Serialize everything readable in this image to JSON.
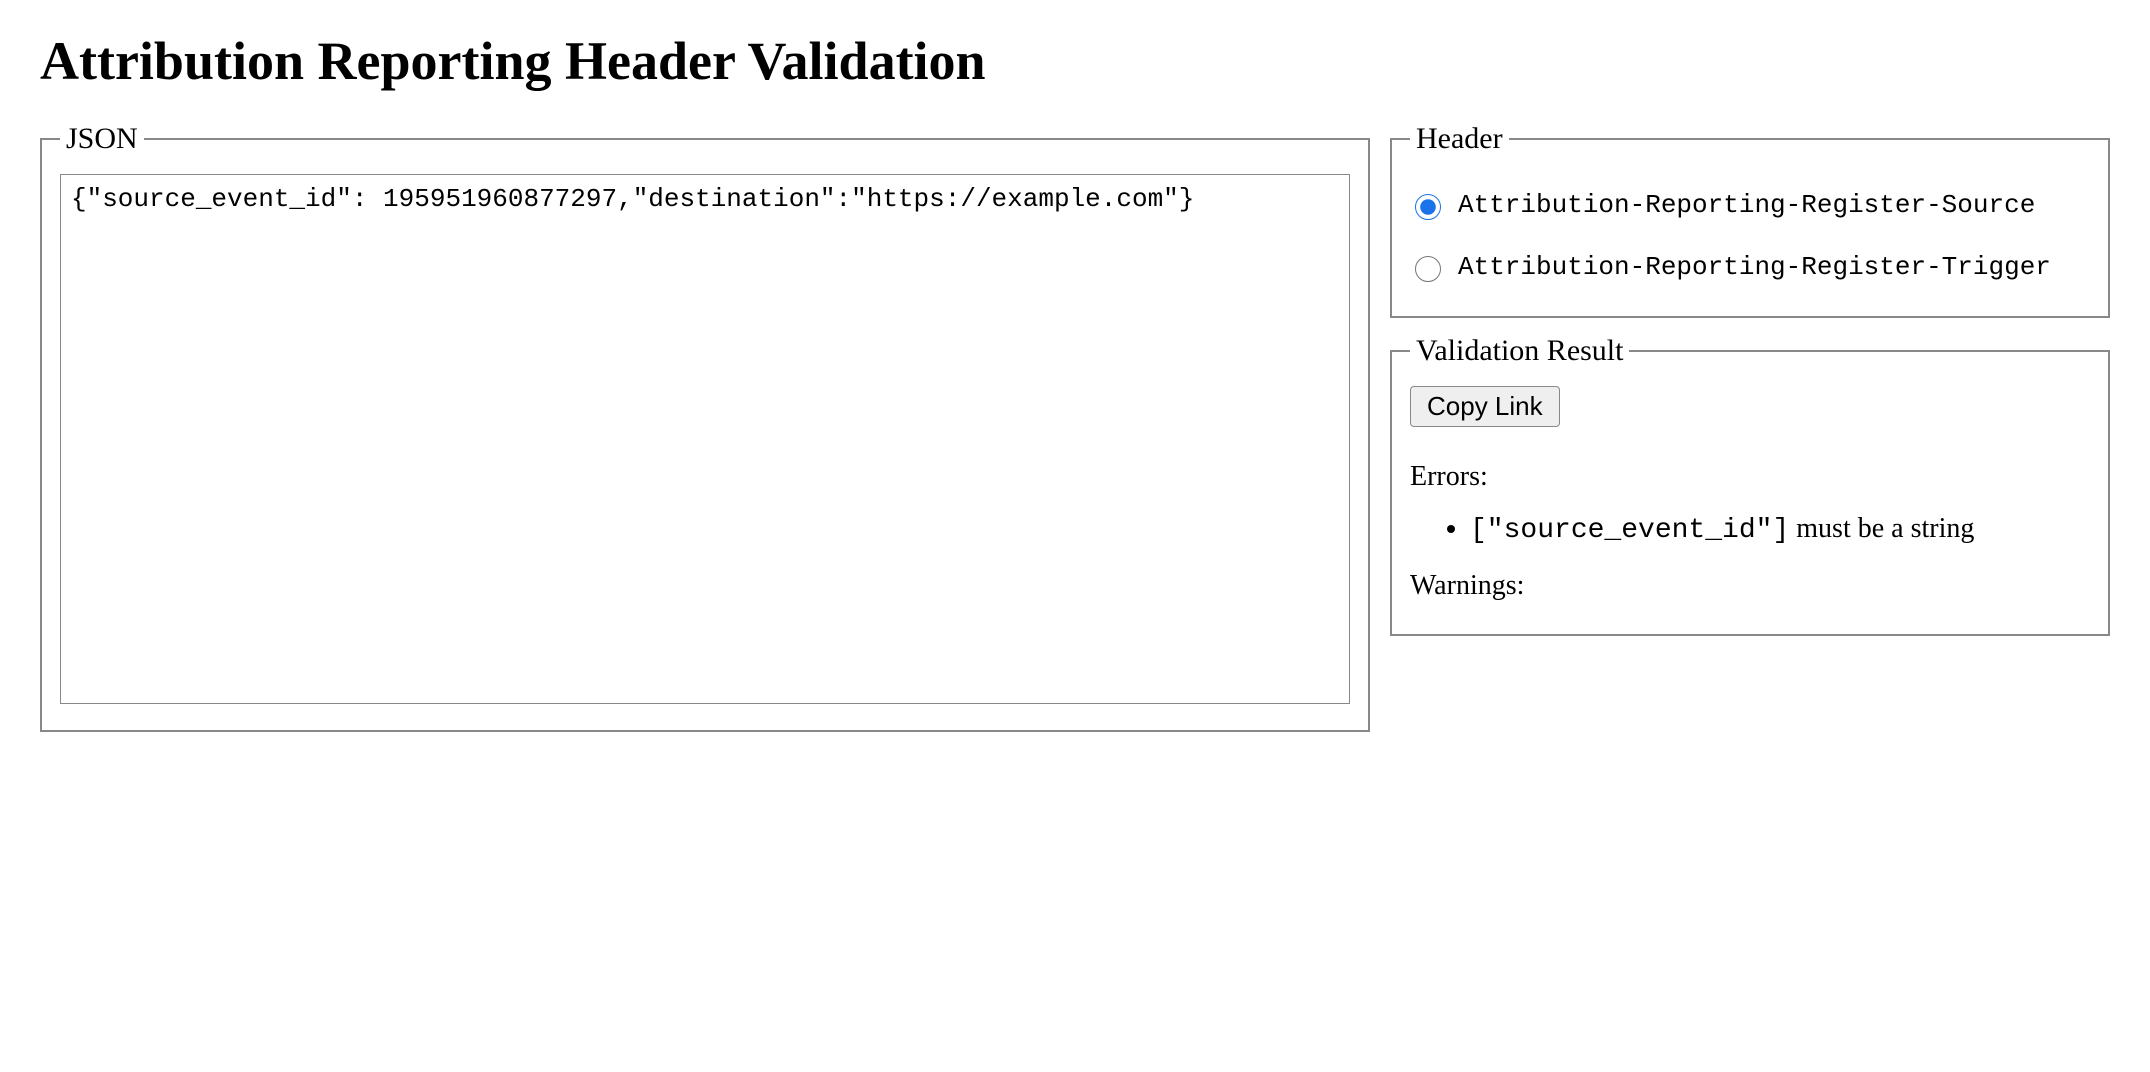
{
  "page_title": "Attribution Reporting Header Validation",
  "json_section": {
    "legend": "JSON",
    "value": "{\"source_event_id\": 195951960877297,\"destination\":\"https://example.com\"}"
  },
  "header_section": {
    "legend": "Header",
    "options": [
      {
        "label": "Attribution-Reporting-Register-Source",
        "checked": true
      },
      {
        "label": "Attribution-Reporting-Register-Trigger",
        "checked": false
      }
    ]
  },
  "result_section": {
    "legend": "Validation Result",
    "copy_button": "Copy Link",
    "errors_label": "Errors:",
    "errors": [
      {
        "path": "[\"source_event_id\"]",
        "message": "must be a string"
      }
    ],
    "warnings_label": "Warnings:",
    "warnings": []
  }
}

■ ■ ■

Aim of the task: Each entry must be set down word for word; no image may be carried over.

Result of the task:
Serialize everything readable in this image to JSON.
{
  "page_title": "Attribution Reporting Header Validation",
  "json_section": {
    "legend": "JSON",
    "value": "{\"source_event_id\": 195951960877297,\"destination\":\"https://example.com\"}"
  },
  "header_section": {
    "legend": "Header",
    "options": [
      {
        "label": "Attribution-Reporting-Register-Source",
        "checked": true
      },
      {
        "label": "Attribution-Reporting-Register-Trigger",
        "checked": false
      }
    ]
  },
  "result_section": {
    "legend": "Validation Result",
    "copy_button": "Copy Link",
    "errors_label": "Errors:",
    "errors": [
      {
        "path": "[\"source_event_id\"]",
        "message": "must be a string"
      }
    ],
    "warnings_label": "Warnings:",
    "warnings": []
  }
}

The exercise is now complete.